McLaughlin, the NRSC executive director, had an open line of communication with Meadows. He had communicated to the White House chief of staff that Trump’s attacks on Georgia election officials were damaging the party’s prospects, and they needed Meadows’ help in getting Trump to stop. But in mid-December, around the time that McConnell publicly recognized Biden as president-elect, the chief of staff went dark.
Those who did reach the president got nowhere. To no avail, Graham told the president that Democrats would try to undo his accomplishments if they won control of the Senate.
Communication had broken down — and if anything, Trump was increasing his assault on Georgia Republicans. The president used a December rally in Georgia to express support for a primary challenge against GOP Gov. Brian Kemp, who drew the president’s ire by not intervening in the state’s vote counting on Trump’s behalf. Later that month, Trump’s campaign began running a voter fraud-focused TV advertisement in Georgia, colliding with the get-out-the-vote messaging Senate Republicans were trying to push.

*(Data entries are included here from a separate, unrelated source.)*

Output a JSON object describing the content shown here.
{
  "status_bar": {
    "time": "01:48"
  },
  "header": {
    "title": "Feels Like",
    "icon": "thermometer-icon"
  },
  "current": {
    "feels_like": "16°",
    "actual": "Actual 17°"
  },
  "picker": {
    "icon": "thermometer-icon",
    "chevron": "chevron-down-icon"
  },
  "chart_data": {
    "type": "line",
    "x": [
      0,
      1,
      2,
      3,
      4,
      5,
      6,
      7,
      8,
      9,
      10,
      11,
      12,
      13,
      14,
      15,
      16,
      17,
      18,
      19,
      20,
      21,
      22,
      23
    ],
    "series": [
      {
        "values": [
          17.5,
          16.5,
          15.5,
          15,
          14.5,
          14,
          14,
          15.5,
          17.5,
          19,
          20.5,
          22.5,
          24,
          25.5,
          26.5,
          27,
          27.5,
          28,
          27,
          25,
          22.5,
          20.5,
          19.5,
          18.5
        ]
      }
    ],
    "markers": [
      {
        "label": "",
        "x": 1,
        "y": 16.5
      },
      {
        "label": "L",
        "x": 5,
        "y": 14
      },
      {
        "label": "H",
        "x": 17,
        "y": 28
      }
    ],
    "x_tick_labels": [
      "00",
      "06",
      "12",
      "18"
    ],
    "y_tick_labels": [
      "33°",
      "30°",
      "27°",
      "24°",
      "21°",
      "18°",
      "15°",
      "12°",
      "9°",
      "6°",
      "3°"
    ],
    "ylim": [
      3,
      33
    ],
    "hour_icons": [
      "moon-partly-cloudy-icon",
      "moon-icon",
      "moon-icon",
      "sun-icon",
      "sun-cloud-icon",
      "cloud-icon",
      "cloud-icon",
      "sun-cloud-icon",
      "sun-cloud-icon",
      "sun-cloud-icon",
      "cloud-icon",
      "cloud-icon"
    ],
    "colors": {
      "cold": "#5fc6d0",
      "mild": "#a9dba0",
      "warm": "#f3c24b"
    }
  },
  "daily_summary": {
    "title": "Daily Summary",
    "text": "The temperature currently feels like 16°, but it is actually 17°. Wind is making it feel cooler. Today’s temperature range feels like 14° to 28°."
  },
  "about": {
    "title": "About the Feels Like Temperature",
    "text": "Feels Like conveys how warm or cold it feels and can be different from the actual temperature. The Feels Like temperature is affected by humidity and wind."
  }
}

To the annoyance of Republicans, the president refused to disavow Georgia-based attorney Lin Wood, a Trump supporter who at one point suggested that Perdue and Loeffler be arrested for not doing enough to stop vote fraud.
And the weekend before the election, Trump was captured on tape telling Georgia’s Republican secretary of state, Brad Raffensperger, to “find” enough votes to put him over the top in the state. It was hardly the end-of-election messaging Republicans were seeking.
All the while, Loeffler and Perdue were under pressure to align themselves with the president. A few days after the November general election, they released a statement calling on Raffensperger, the state’s top elections official, to step down.
“By constantly exacting a pledge of fealty from the Republican candidates he basically froze them in place and made it almost impossible for them to run their own races. Instead they were in this constant state of reaction to Trump and his whims — whims that were toxic in the most important suburban areas of the state,” said Kevin Madden, a top adviser on Mitt Romney’s 2012 presidential campaign.
Still, Trump and his administration invested heavily in the Georgia races. The president made two campaign trips to Georgia, even though he initially told advisers his first event was “perfect” and a second stop wasn’t needed. He recorded robocalls and video messages. Vice President Mike Pence made four trips to the state, and first daughter Ivanka Trump was also a visitor. Larry Kudlow, the National Economic Council director, held a fundraiser.
But right up until the end, Trump held firm: Georgia was rife with fraud. Private Republican polling conducted in the days leading up to the runoffs showed that the president’s election fraud conspiracies were high on the minds of GOP voters, thanks in part to a Trump-backed push to thwart the congressional certification of Biden’s victory.
And as the election results rolled in Tuesday evening and Perdue and Loeffler went down to defeat, the president took to Twitter, where he touted the very unfounded conspiracy theories that senior Republicans blame for erasing their Senate majority.